After the tour cycle for 2013’s double release of his solo album Dagger Beach and his Bowie re-imagination Vanderslice Plays Diamond Dogs, Vanderslice took an extended break from his solo career in order to build an ambitious new Tiny Telephone studio in Oakland, and to take on record producing as a full-time job. Since that time he has produced over 70 records by artists such as Grandaddy, Samantha Crain, Into It. Over It., Teen Daze, Cherry Glazerr, Sophie Hunger, Frog Eyes, Bombadil, and Strand of Oaks.

In April 2018, Vanderslice decided to leap back into his solo career with full force, hunkering down for over 50 days with Telephone engineer/producers James Riotto and Rob Shelton in a process that yielded The Cedars—Vanderslice’s most ambitious record to date. The album’s name is taken from an 11 square mile serpentine canyon that exists in the remote wilderness of West Sonoma county, 90 minutes north of San Francisco, where Vanderslice owns a small portion of communal land nearby. The Cedars is filled with one-of-a-kind geological phenomena: Mars-like red slopes, bizarre mineralized rock formations, and high-alkaline springs that have fostered over 8 different plant species found nowhere else in the world. Vanderslice developed an obsession with this area not only because of its mysterious beauty, but also because it’s almost impossible for anyone to get there due to natural barriers and the surrounding private land ownership.
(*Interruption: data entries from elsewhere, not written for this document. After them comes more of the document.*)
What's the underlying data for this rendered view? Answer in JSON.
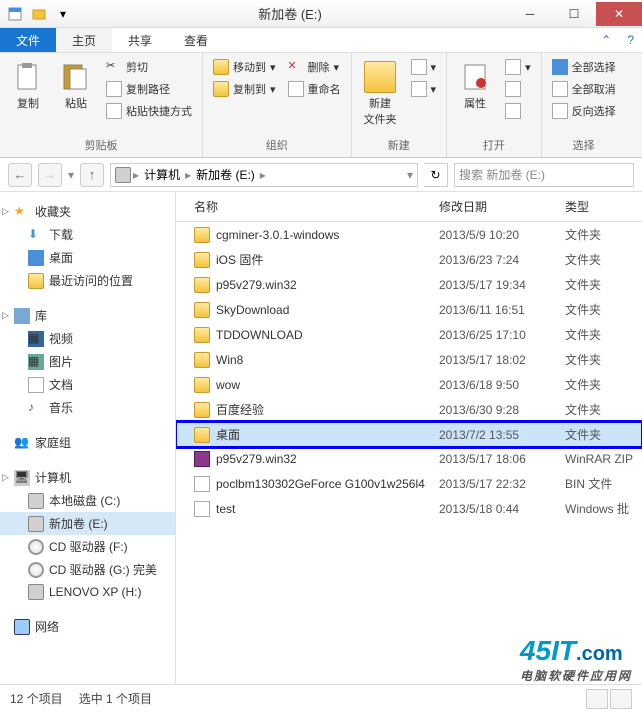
{
  "window": {
    "title": "新加卷 (E:)"
  },
  "menubar": {
    "file": "文件",
    "home": "主页",
    "share": "共享",
    "view": "查看"
  },
  "ribbon": {
    "clipboard": {
      "label": "剪贴板",
      "copy": "复制",
      "paste": "粘贴",
      "cut": "剪切",
      "copypath": "复制路径",
      "pasteshortcut": "粘贴快捷方式"
    },
    "organize": {
      "label": "组织",
      "moveto": "移动到",
      "copyto": "复制到",
      "delete": "删除",
      "rename": "重命名"
    },
    "new": {
      "label": "新建",
      "newfolder": "新建\n文件夹"
    },
    "open": {
      "label": "打开",
      "properties": "属性"
    },
    "select": {
      "label": "选择",
      "selectall": "全部选择",
      "selectnone": "全部取消",
      "invert": "反向选择"
    }
  },
  "address": {
    "crumbs": [
      "计算机",
      "新加卷 (E:)"
    ],
    "search_placeholder": "搜索 新加卷 (E:)"
  },
  "nav": {
    "favorites": {
      "label": "收藏夹",
      "items": [
        "下载",
        "桌面",
        "最近访问的位置"
      ]
    },
    "libraries": {
      "label": "库",
      "items": [
        "视频",
        "图片",
        "文档",
        "音乐"
      ]
    },
    "homegroup": {
      "label": "家庭组"
    },
    "computer": {
      "label": "计算机",
      "items": [
        "本地磁盘 (C:)",
        "新加卷 (E:)",
        "CD 驱动器 (F:)",
        "CD 驱动器 (G:) 完美",
        "LENOVO XP (H:)"
      ]
    },
    "network": {
      "label": "网络"
    }
  },
  "columns": {
    "name": "名称",
    "date": "修改日期",
    "type": "类型"
  },
  "files": [
    {
      "name": "cgminer-3.0.1-windows",
      "date": "2013/5/9 10:20",
      "type": "文件夹",
      "icon": "folder"
    },
    {
      "name": "iOS 固件",
      "date": "2013/6/23 7:24",
      "type": "文件夹",
      "icon": "folder"
    },
    {
      "name": "p95v279.win32",
      "date": "2013/5/17 19:34",
      "type": "文件夹",
      "icon": "folder"
    },
    {
      "name": "SkyDownload",
      "date": "2013/6/11 16:51",
      "type": "文件夹",
      "icon": "folder"
    },
    {
      "name": "TDDOWNLOAD",
      "date": "2013/6/25 17:10",
      "type": "文件夹",
      "icon": "folder"
    },
    {
      "name": "Win8",
      "date": "2013/5/17 18:02",
      "type": "文件夹",
      "icon": "folder"
    },
    {
      "name": "wow",
      "date": "2013/6/18 9:50",
      "type": "文件夹",
      "icon": "folder"
    },
    {
      "name": "百度经验",
      "date": "2013/6/30 9:28",
      "type": "文件夹",
      "icon": "folder"
    },
    {
      "name": "桌面",
      "date": "2013/7/2 13:55",
      "type": "文件夹",
      "icon": "folder",
      "selected": true
    },
    {
      "name": "p95v279.win32",
      "date": "2013/5/17 18:06",
      "type": "WinRAR ZIP",
      "icon": "zip"
    },
    {
      "name": "poclbm130302GeForce G100v1w256l4",
      "date": "2013/5/17 22:32",
      "type": "BIN 文件",
      "icon": "bin"
    },
    {
      "name": "test",
      "date": "2013/5/18 0:44",
      "type": "Windows 批",
      "icon": "bat"
    }
  ],
  "status": {
    "count": "12 个项目",
    "selected": "选中 1 个项目"
  },
  "watermark": {
    "brand1": "45",
    "brand2": "IT",
    "brand3": ".com",
    "sub": "电脑软硬件应用网"
  }
}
This obsession with finding the impossible was channelled into his new record: The Cedars (out on Native Cat Recordings spring 2019) approaches the craft of songwriting from every direction but the front, in a non-linear process driven by drum machines, synthesizers, and an unpredictable palette of sonic textures. In an act of getting both figuratively and literally lost in the woods, Vanderslice finds himself favoring chaos and deconstruction over well-worn paths of familiar sounds and instrumentation for his new album—and the results have landed him in a place that’s uncharted, under the spell of a myth.
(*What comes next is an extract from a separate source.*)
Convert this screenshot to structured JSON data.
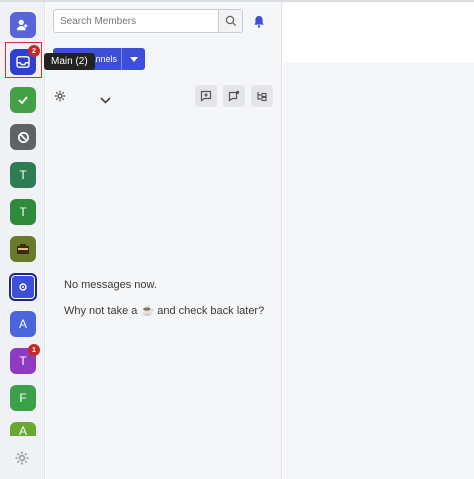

Venue Information:
Troubadour
9081 Santa Monica Blvd
Los Angeles, CA, 90069
http://www.troubadour.com/

All lineups and times subject to change